Pop quiz: Joe weighs 150 lbs. and decides that he wants to start working out in the weight room on a regular basis to gain some muscle mass.  Through consistent work at his new routine, Joe gained thirty pounds of muscle! By what percentage did the number of Joe’s muscle cells increase?

Answer: Zero percent! When a person gains muscle mass, the number of muscle cells does not change, but the size of each of those muscle cells increases! How does this work?

bulkAs we know from experience, people gain muscle mass and strength by working out the muscles that they are targeting.  What is actually happening on a cellular level within each of the muscle cells of the body is the basis for gaining muscle mass, even though we don’t gain more muscle cells.  It all starts with trauma to the muscle; that is what exercise does, even healthy amounts of careful exercise cause small amounts of damage to the muscle. This damage activates a different type of cells called “satellite cells” to come to the aid of the damaged muscle cells in efforts to repair them. These satellite cells fuse to the muscle cells and create new strands of protein within the muscle cell, called myofibrils.  As this process is happening, it is still only happening in a single muscle cell, but that cell is accumulating more myofibrils and making existing myofibrils larger as they are repaired and this is what causes the muscle to grow in size. The extra muscle fiber can allow creation of more actin and myosin in muscle cells, which are the “contractile myofilaments” that contribute to muscle strength! (1).

Also, as you exercise muscles, the number of capillaries to that muscle increases, which allows more blood flow to that part of the body, and muscle cells develop more mitochondria due to regular exercise.  The mitochondria “convert chemical energy into energy the cells can use” (2). The increased amount of both capillaries and mitochondria in the muscle cells also contributes to the increase the size of the overall muscle. A good thing to know if you lift weights regularly is that high repetition sets are good for building up more mitochondria, so while low reps with high weight are also beneficial for increasing muscle size, adding sets of high reps with lower weight will also be good for increasing muscle strength. As with any exercise routine, it’s all about balance and variety. Regularly exercising a muscle also increases the ability of the muscle cells to store glycogen, which is the storage form of energy in the body and can be broken down and used within the muscle to provide energy for working muscle cells when they are exercised (2).
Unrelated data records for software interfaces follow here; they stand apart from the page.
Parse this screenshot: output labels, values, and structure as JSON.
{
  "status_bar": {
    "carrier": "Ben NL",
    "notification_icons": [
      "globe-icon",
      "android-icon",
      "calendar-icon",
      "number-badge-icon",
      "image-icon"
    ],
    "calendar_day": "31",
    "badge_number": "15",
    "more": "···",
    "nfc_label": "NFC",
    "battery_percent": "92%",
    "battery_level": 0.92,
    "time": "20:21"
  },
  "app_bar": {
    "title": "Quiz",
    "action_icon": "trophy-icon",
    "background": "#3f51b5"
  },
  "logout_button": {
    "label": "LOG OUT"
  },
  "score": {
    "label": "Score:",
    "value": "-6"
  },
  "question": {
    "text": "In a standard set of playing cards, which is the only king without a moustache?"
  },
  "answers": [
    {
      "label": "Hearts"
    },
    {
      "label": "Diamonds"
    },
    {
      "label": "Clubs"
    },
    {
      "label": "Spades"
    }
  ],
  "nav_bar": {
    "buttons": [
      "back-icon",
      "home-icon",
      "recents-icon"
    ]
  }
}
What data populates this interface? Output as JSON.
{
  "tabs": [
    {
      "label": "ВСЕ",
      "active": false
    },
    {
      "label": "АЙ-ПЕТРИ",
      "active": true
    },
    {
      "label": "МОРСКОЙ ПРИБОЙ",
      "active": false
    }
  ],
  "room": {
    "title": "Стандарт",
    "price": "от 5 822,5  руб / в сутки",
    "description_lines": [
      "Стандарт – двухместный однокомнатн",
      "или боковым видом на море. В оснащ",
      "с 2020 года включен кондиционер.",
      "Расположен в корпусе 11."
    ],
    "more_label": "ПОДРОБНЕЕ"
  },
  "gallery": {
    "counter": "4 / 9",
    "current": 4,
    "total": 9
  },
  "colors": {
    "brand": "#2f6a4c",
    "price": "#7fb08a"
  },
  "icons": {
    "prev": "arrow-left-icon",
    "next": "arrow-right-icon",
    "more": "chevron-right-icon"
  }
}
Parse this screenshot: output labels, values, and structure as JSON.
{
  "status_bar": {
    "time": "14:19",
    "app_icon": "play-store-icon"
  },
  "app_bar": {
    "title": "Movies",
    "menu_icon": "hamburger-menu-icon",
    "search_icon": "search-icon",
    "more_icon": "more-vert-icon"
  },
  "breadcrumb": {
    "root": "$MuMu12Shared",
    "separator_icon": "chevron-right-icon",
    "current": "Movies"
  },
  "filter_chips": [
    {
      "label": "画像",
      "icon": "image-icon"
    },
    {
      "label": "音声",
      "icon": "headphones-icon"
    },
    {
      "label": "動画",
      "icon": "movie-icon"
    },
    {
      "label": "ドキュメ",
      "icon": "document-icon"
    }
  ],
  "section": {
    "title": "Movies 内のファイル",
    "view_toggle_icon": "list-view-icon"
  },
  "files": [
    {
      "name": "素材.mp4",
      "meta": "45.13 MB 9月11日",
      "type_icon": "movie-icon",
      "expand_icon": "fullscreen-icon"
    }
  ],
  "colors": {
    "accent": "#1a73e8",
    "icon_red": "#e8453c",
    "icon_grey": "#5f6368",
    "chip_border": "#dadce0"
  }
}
The scientific term for increasing muscle mass is “muscle hypertrophy.” Muscle hypertrophy is affected directly by hormone levels specific to each person’s body, and one main hormone affecting muscle hypertrophy is testosterone. Testosterone “can stimulate growth hormone responses in the pituitary, which enhances cellular amino acid uptake and protein synthesis in skeletal muscle” (2).  This is part of the reason that men typically gain muscle mass much more easily than women, because although both men and women have testosterone as a regulatory hormone in their bodies, the levels are much higher in men. Due to differences in other regulatory hormones, at the same BMI, a healthy women will also have a higher level of body fat than men because this is required for normal bodily processes and for women to be able to have children (3).

This is a pretty basic understanding of how muscles grow, but I found it really interesting! I also found this video illustrating the things that were explained above in what I thought was a fun and simple way! But whether you’re trying to bulk up or not, don’t worry about the fact that working out damages your muscle fibers—the repair process is completely normal and necessary and virtually all cells in our bodies need repair on a regular basis. Just make sure to maintain proper form and safety precautions when lifting weights to prevent unnecessary damage to joints and tendons, which are much, much harder to repair!

Workout Wednesday blog posts are written by UNC Campus Recreation staff members. Each Wednesday we’ll be swapping blog posts with the Tarheel Tone Up blog so that readers can view more diverse post topics that will benefit their health and wellness. Workout Wednesday blog posts can be found both here and on